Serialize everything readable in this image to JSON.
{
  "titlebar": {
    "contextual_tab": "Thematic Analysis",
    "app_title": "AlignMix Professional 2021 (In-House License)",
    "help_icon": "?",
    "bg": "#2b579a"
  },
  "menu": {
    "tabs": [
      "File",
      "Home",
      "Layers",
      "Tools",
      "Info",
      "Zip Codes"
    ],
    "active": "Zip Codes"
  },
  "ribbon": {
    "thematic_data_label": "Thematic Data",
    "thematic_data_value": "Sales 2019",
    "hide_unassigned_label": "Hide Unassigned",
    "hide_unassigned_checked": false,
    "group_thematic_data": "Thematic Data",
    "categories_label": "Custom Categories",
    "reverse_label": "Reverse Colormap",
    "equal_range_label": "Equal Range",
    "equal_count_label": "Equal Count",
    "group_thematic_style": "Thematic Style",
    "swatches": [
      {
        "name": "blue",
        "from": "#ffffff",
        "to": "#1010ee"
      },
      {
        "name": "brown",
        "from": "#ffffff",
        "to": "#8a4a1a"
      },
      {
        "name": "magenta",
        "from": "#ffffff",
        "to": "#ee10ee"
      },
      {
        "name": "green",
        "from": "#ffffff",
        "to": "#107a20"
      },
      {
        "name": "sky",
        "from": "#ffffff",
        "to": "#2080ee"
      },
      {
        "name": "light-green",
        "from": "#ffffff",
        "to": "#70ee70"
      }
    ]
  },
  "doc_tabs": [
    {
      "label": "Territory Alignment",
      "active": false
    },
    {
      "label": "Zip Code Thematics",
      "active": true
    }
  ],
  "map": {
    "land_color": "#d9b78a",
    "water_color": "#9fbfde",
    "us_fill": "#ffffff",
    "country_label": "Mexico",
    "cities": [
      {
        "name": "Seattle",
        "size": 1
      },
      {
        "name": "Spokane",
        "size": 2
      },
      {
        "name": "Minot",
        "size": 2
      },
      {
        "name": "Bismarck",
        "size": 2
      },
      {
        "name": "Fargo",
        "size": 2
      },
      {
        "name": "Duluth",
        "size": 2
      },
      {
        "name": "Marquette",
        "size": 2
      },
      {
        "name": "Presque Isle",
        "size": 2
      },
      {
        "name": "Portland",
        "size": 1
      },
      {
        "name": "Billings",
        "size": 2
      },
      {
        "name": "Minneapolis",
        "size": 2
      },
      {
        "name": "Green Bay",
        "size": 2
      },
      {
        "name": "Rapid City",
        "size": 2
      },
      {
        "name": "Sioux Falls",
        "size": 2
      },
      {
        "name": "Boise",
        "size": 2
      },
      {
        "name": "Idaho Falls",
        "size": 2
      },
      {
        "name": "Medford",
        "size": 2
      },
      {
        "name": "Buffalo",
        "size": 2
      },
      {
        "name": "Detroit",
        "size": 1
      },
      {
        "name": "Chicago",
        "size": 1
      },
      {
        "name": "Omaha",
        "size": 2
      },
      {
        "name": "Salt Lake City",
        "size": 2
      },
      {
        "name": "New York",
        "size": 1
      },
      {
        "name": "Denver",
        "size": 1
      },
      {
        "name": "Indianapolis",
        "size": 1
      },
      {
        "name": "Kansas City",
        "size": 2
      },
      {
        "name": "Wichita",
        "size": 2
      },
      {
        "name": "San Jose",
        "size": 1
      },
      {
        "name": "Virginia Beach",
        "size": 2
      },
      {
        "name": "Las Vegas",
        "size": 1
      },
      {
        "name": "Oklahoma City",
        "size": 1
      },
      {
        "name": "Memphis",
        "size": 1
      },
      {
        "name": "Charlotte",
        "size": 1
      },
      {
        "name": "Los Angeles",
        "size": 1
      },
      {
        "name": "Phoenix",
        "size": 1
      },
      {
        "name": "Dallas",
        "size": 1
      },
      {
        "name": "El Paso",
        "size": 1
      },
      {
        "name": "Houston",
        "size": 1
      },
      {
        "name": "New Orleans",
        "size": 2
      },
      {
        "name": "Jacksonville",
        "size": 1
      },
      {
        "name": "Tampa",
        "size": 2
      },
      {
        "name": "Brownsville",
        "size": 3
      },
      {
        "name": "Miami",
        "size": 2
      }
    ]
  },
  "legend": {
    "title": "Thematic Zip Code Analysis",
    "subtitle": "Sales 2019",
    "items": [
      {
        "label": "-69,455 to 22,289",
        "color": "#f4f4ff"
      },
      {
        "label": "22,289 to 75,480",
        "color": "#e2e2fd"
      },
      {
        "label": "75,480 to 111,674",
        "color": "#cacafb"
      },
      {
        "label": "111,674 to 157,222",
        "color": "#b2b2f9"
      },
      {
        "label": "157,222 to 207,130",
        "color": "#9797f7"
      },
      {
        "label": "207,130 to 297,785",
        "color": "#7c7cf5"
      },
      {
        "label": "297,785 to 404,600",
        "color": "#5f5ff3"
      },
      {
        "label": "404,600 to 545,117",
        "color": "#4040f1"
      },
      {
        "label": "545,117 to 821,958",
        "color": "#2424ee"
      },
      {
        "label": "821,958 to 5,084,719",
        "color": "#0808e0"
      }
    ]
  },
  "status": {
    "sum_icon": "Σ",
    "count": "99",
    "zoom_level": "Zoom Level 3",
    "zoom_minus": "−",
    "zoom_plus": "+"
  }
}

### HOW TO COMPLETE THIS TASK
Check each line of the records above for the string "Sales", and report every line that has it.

### TASK SOLUTION
    "thematic_data_value": "Sales 2019",
    "subtitle": "Sales 2019",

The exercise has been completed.